It's official: There are now more Namco Museum compilations in Namco's library than there are actual classics. With constant releases for any platform that will support it, Namco seems desperately dedicated to making sure you can always find a version of Bosconian whenever and wherever you need it. With a standard list of games that's been given this same compilation treatment before, as well as a very low-frills presentation, Namco Museum 50th Anniversary is an ill-fitting tribute to such a long-lasting and classic collection of arcade games.
Namco latest compilation of its early-80s arcade classics, Namco Museum 50th Anniversary, is roughly the dozenth attempt the company has made to cash in on video gaming nostalgia. Reviews of the five PlayStation Museum collections complained that the whole thing was getting stale almost a decade ago, and after all this time it's not really feeling any fresher.
As in most things, hits come and go. Music, fashion, and video games all have their peaks and valleys. However, The Classics always resurface for new generations to sample and possibly enjoy. Namco has been around for five decades. No, they have not been making strictly video games in all that time, but their largest impact to the digital crowd was made in that genre. It's almost impossible to find someone, young or old, that has not heard of "Pac-Man.". However, those same people may not be familiar with other Namco hits such as "Rolling Thunder" or "Galaga '88." To take care of that, Namco has released "Namco Museum: 50th Anniversary" for various platforms, including Xbox.
If Namco Museum: 50th Anniversary is how Namco commemorates company milestones, I don't want to show up to any of its parties. This "celebratory" compilation is so tame and unenthusiastic that there's barely any pride inserted in its backlog of arcade games from more than two decades ago. Many of the games included in this package are still as pick-up-and-play friendly and as fun as they have always been, but that's all you're getting. No history, no cool development anecdotes, no creator notes. Nothing but the games. And for a commemorative package, that just doesn't cut it.
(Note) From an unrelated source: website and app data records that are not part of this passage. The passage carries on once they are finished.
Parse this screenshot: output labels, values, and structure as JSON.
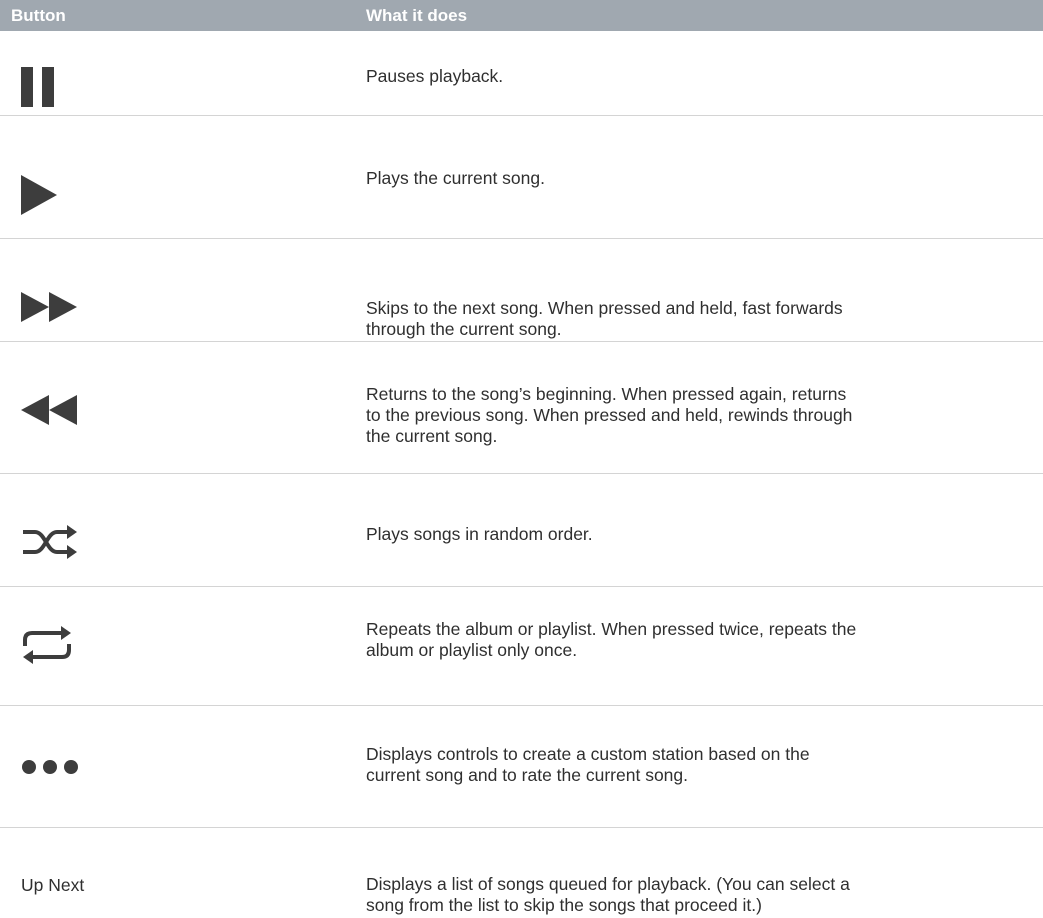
{
  "header": {
    "col_button": "Button",
    "col_what": "What it does"
  },
  "colors": {
    "header_bg": "#a0a8b0",
    "header_text": "#ffffff",
    "icon": "#3d3d3d",
    "divider": "#d4d4d4"
  },
  "rows": [
    {
      "icon": "pause-icon",
      "description": "Pauses playback."
    },
    {
      "icon": "play-icon",
      "description": "Plays the current song."
    },
    {
      "icon": "fast-forward-icon",
      "description": "Skips to the next song. When pressed and held, fast forwards\nthrough the current song."
    },
    {
      "icon": "rewind-icon",
      "description": "Returns to the song’s beginning. When pressed again, returns\nto the previous song. When pressed and held, rewinds through\nthe current song."
    },
    {
      "icon": "shuffle-icon",
      "description": "Plays songs in random order."
    },
    {
      "icon": "repeat-icon",
      "description": "Repeats the album or playlist. When pressed twice, repeats the\nalbum or playlist only once."
    },
    {
      "icon": "more-icon",
      "description": "Displays controls to create a custom station based on the\ncurrent song and to rate the current song."
    },
    {
      "label": "Up Next",
      "description": "Displays a list of songs queued for playback. (You can select a\nsong from the list to skip the songs that proceed it.)"
    }
  ]
}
When Namco started trawling out arcade compilations over ten years ago, the idea was hugely compelling. For starters, MAME was still in its infancy, and most of us hadn't come into contact with the real cabinets since the mid 80s. The mere possibility of playing our childhood favourites was an intoxicating one, and Namco did a fine job of drip-feeding them over six volumes, six games at a time. They were pretty expensive for what they were, but the concept of emulation was still a novel one. The idea of being able to play the real Ms Pac Man and Galaga at home was something we'd dreamed about since before the Spectrum, so you could say there was pent up demand.
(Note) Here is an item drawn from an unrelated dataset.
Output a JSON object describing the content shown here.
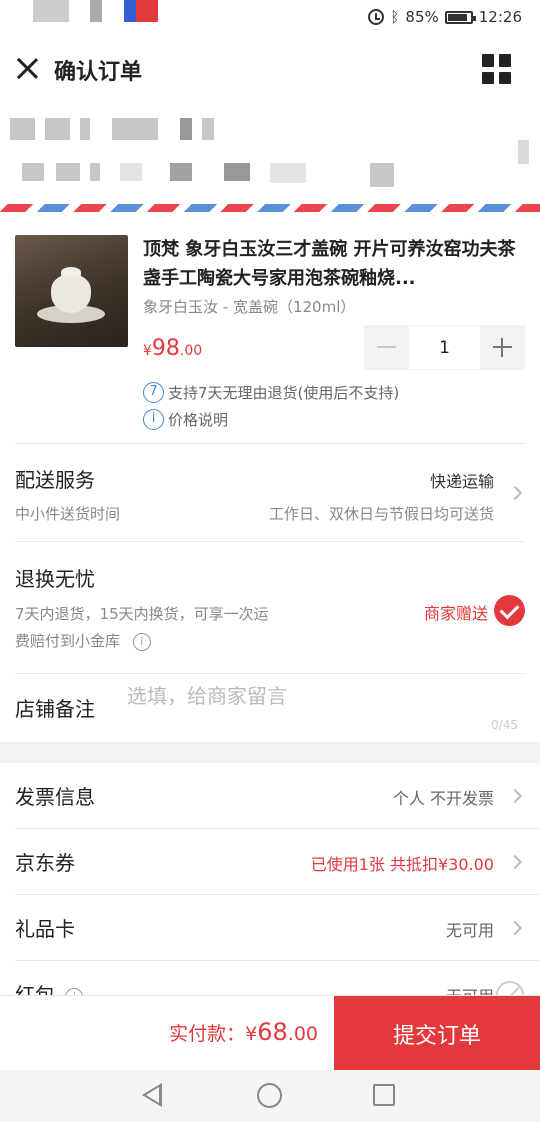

En jetant un oeil en arrière, je me rends compte que Namco Museum 50th Anniversaire ne méritait pas un test aussi long. La démarche de Namco est en effet assez critiquable, dans la mesure où le titre n'est pas la compilation ultime qu'on nous annonçait. Les 14 malheureux titres proposés pour 40 euros ne justifient pas l'achat de ce soft qui n'est pas à la hauteur des autres compilations disponibles chez les concurrents. Dans le genre, tournez-vous plutôt vers Taito Legends 2 par exemple.